The researcher at the Universidad Politécnica de Cartagena (UPCT), Ángel Faz Cano, today presented proposals for the recovery of El Hondón land, whose contaminants he has characterized, analyzing his risks and studying rehabilitation actions, based on an agreement signed with the City Council from Cartagena.
After studying the waste in detail, Faz Cano, head of the research group on Management, Utilization and Recovery of Soils and Waters (GARSA), suggests encapsulating the most polluting materials, keeping phosphogypsum 'in situ' in line with Council guidelines Nuclear Safety (CSN), using these lands as green spaces.
In the lands where the pyrite is present, it is proposed to be confined to the area where the waste is located and the use of space as sports tracks.
Other soils contaminated by metals will be relocated and studied to decide if they are confined or can be valorized.
Finally, the southern part of the plot, which would be cleaned of residues, could be built with housing.
The scientific study developed by the UPCT in lands covering a million square meters should now give rise to a preliminary draft of actions that would have to be evaluated by the CSN and the Environment technicians of the Autonomous Community.
GARSA researchers have presented the three-dimensional images of the rafts and collections that have been developed to measure their exact volumes, as well as the laboratory analyzes of the numerous probes and surface samples made, detailing the levels of acidity, salinity and toxic metals (lead , zinc, copper, arsenic, chromium, nickel, cadmium and mercury) at different depths.
The works in El Hondón were commissioned by the areas of Sustainable Development and Quality of Life of the City of Cartagena to know the residues existing in the plot that in the day occupied the fertilizer factories.
Presenting the results have been attended by the acting mayor, Juan Pedro Torralba, along with councilors, Francisco Calderón and María José Soler, and municipal technicians from the areas that have driven the study.

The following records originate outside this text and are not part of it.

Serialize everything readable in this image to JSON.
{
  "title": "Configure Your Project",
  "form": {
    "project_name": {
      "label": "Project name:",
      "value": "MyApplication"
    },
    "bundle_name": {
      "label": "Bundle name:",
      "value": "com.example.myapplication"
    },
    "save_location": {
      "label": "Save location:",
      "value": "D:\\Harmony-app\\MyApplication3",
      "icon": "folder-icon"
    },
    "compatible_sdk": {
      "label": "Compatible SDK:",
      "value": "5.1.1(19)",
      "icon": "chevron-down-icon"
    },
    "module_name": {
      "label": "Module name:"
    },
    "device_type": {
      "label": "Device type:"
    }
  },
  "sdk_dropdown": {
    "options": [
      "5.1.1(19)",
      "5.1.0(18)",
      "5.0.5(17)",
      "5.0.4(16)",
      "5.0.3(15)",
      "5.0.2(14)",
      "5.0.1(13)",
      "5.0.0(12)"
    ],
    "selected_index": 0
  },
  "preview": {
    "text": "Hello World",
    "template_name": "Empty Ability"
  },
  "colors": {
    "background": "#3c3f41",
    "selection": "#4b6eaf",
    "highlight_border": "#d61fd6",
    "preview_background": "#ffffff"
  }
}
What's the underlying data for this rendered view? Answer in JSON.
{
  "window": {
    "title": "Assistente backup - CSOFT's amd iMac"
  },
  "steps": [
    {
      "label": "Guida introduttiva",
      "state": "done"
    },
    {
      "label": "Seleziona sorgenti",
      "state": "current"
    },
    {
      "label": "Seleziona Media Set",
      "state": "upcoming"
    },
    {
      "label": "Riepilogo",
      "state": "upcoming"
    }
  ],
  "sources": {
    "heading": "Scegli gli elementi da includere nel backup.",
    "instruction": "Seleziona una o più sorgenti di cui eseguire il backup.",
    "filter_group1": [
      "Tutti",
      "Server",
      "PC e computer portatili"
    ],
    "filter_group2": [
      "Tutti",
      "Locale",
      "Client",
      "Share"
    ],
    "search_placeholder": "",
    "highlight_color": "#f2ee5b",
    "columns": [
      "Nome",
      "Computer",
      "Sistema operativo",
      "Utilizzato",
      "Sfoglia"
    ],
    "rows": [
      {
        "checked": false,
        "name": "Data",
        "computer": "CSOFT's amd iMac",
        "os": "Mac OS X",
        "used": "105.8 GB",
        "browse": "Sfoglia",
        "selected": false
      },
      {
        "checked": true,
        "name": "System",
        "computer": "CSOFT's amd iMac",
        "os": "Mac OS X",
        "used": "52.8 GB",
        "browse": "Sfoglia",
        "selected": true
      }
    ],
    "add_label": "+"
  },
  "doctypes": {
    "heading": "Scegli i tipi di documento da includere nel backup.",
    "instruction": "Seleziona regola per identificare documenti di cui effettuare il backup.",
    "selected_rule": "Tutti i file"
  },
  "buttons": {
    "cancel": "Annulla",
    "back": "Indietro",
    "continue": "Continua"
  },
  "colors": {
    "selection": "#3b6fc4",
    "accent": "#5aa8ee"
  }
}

Neighbors, media, regional soil technicians and land management, as well as municipal political groups have also been invited.